After graduating Princeton, Mellody took a full time position with Ariel Capital Management, LLC, where she had previously interned as a student. In 1994, when the company split from its mutual fund company distributor to create an independent mutual fund business, she was instrumental in this process. “That was very expensive and extremely risky,” Mellody recalls of the transition that helped her master the qualities of a leader. “I had to have a lot of resolve to be convincing to my colleagues and others. And I understood that if this didn’t work, then I was accountable.”
Mellody is extremely active in encouraging women and minorities to invest. Through her work as Good Morning America’s financial contributor and her regular financial column on abcnews.com, she has helped to create change in this arena.
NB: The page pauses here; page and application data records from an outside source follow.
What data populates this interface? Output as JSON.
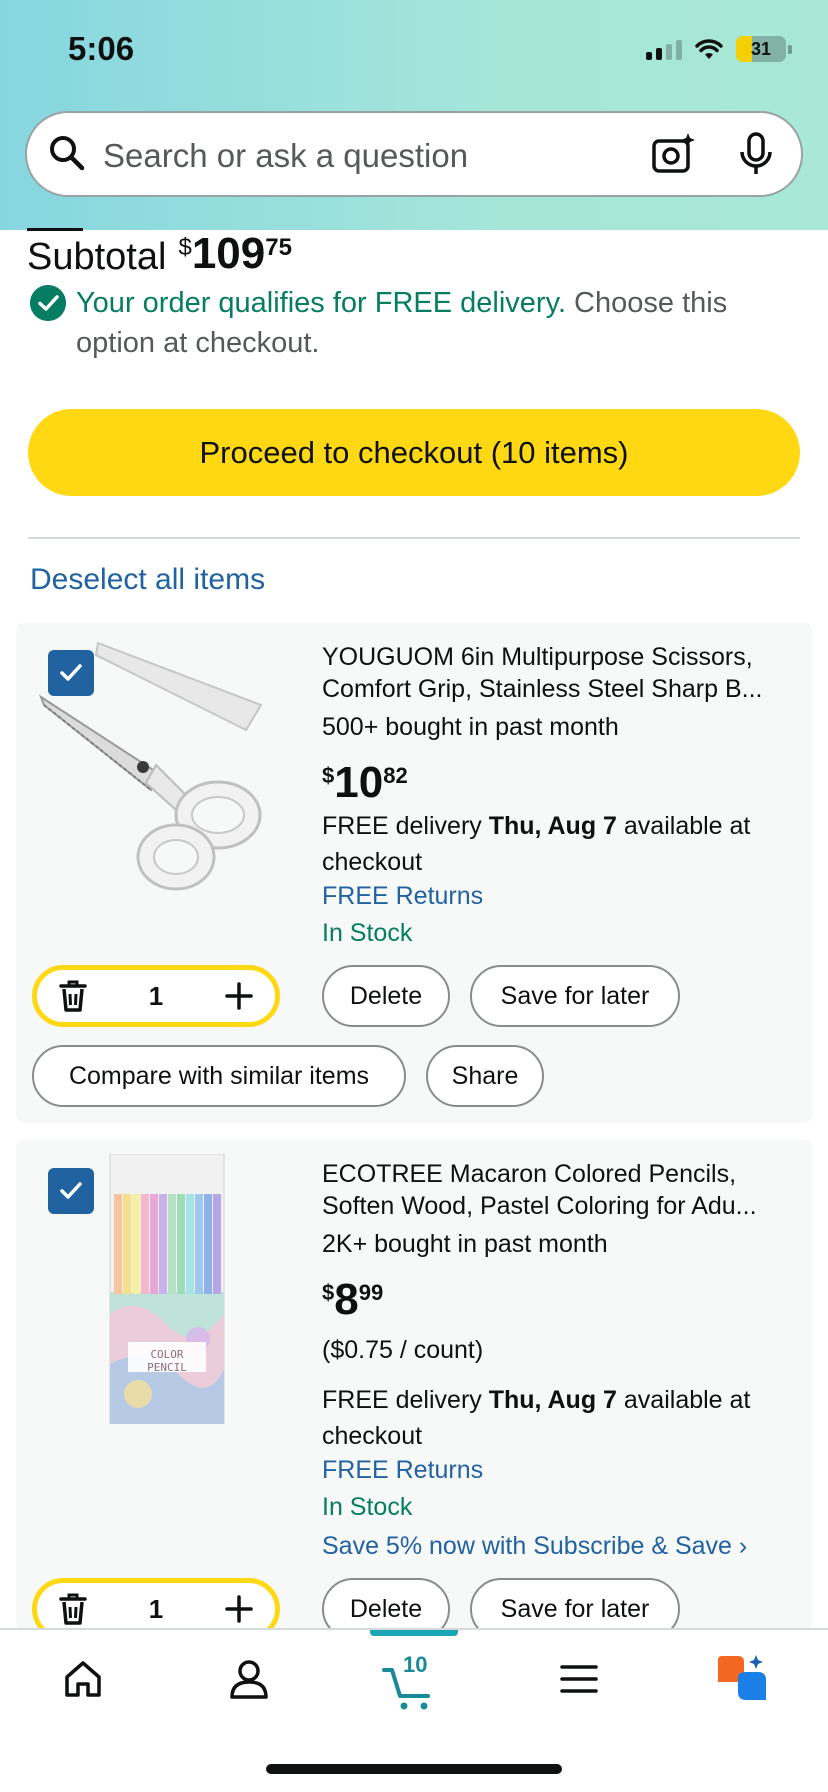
{
  "status_bar": {
    "time": "5:06",
    "battery": "31",
    "battery_level": 0.31
  },
  "search": {
    "placeholder": "Search or ask a question"
  },
  "subtotal": {
    "label": "Subtotal",
    "currency": "$",
    "whole": "109",
    "fraction": "75"
  },
  "free_delivery": {
    "qualifies": "Your order qualifies for FREE delivery.",
    "note": " Choose this option at checkout."
  },
  "checkout": {
    "label": "Proceed to checkout (10 items)"
  },
  "deselect": {
    "label": "Deselect all items"
  },
  "items": [
    {
      "title_line1": "YOUGUOM 6in Multipurpose Scissors,",
      "title_line2": "Comfort Grip, Stainless Steel Sharp B...",
      "bought": "500+ bought in past month",
      "price_symbol": "$",
      "price_whole": "10",
      "price_fraction": "82",
      "delivery_prefix": "FREE delivery ",
      "delivery_date": "Thu, Aug 7",
      "delivery_suffix": " available at checkout",
      "returns": "FREE Returns",
      "stock": "In Stock",
      "quantity": "1",
      "delete_label": "Delete",
      "save_label": "Save for later",
      "compare_label": "Compare with similar items",
      "share_label": "Share"
    },
    {
      "title_line1": "ECOTREE Macaron Colored Pencils,",
      "title_line2": "Soften Wood, Pastel Coloring for Adu...",
      "bought": "2K+ bought in past month",
      "price_symbol": "$",
      "price_whole": "8",
      "price_fraction": "99",
      "unit_price": "($0.75 / count)",
      "delivery_prefix": "FREE delivery ",
      "delivery_date": "Thu, Aug 7",
      "delivery_suffix": " available at checkout",
      "returns": "FREE Returns",
      "stock": "In Stock",
      "subscribe": "Save 5% now with Subscribe & Save ›",
      "image_text": "COLOR PENCIL",
      "quantity": "1",
      "delete_label": "Delete",
      "save_label": "Save for later"
    }
  ],
  "nav": {
    "cart_count": "10"
  },
  "colors": {
    "accent_yellow": "#ffd814",
    "link_blue": "#2162a1",
    "success_green": "#067d62",
    "teal": "#1aa6b7"
  }
}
When we first started asking African Americans if they owned stock or stock mutual funds in 1998, 57 percent of those people who made $50,000 or more said that they did, versus 81 percent of our white counterparts. By 2002, the number had grown to 74 percent versus 84 percent. At a minimum, we want to be on par, but our ultimate goal is for everyone to be investors so they can retire comfortably.
Mellody’s strategies for financial stability and leadership:
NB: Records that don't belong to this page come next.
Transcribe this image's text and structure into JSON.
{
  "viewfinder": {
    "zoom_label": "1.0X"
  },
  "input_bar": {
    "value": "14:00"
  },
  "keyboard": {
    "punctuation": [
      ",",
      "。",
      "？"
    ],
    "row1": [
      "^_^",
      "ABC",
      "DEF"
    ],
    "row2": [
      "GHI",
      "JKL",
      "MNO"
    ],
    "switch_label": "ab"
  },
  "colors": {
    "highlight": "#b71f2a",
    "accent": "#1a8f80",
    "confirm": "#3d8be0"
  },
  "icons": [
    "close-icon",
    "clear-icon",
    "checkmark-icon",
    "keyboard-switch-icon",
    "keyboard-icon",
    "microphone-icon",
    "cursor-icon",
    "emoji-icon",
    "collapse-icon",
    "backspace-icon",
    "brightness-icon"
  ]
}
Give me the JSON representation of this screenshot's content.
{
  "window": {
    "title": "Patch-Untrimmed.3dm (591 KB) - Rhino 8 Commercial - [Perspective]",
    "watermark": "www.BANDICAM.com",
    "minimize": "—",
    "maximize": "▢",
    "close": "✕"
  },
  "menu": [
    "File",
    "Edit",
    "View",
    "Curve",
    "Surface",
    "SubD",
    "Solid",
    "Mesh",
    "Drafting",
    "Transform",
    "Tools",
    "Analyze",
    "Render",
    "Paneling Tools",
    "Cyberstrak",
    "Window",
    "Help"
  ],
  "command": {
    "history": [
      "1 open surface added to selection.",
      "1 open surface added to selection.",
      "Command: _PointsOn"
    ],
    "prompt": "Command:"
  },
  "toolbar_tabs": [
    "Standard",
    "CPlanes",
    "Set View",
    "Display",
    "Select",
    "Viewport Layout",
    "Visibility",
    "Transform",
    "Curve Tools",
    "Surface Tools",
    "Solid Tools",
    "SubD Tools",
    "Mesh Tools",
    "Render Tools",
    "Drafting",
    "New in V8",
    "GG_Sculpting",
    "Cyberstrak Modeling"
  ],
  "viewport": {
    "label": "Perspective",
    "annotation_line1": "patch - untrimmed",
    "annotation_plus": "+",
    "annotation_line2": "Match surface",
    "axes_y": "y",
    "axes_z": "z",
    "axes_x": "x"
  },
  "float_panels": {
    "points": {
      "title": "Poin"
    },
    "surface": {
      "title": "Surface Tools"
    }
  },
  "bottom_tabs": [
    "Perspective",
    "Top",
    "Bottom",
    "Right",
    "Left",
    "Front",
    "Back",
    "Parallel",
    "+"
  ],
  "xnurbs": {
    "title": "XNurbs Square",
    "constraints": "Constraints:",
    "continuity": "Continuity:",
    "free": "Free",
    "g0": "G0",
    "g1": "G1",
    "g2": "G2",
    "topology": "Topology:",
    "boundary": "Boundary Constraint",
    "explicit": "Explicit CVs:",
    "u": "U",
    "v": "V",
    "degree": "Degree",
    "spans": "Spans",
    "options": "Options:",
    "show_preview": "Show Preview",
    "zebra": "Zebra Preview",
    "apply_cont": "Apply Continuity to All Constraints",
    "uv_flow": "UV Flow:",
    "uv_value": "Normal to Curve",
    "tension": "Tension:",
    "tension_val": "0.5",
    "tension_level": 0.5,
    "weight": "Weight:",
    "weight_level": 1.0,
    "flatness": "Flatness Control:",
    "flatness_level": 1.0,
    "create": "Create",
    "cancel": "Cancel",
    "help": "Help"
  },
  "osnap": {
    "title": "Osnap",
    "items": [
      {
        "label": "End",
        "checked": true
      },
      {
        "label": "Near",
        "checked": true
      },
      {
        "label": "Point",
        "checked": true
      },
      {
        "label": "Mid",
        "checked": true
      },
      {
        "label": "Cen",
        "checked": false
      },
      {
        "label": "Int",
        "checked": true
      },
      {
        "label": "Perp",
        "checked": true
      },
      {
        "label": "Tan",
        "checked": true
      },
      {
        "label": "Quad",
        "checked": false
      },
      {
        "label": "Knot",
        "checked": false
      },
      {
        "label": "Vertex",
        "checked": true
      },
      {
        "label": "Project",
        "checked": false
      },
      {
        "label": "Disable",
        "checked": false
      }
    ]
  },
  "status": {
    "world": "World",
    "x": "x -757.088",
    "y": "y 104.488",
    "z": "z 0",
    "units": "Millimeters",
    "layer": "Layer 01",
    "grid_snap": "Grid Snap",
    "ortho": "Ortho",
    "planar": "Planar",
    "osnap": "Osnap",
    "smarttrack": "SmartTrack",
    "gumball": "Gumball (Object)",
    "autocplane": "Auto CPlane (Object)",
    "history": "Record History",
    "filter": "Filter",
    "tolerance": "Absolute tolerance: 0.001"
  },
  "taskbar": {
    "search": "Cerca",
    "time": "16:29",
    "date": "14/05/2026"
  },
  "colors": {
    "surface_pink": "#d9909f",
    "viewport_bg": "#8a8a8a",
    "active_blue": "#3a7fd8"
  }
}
“Do not suffer from ‘white knight syndrome.’ Sometimes single women think they don’t need to save or invest because when they get married they will be taken care of. But as the years start to pass and you haven’t been saving or investing, your prince may or may not come, and the downside of depending on that is just too great. Make sure you’re investing from an early age.”
Be in the know.
“If you are married, make sure you know what you own, so your husband isn’t the sole person who is aware of where the investment accounts are. In any kind of bad situation, you want to know what you own and how to get to it. Women often make their biggest money decisions during times of great emotional stress, specifically death or divorce. And it’s unfortunate because those are the worst times to make long-term money decisions. That can be prevented if you are in the know on your investments.”
Be a team player.
“In the beginning, one of the things I really liked about Ariel is that it was small, and you could be close to the action and the people who make decisions. It has a teamwork-oriented culture, and it stresses the importance of being good community citizens, not just good employees. I not only work for myself, but I work for 75 other people in Ariel. Teamwork is one of the key tenets of the mission statement here.”
Article by Mellody Hobson, President Ariel Capital Management, LLC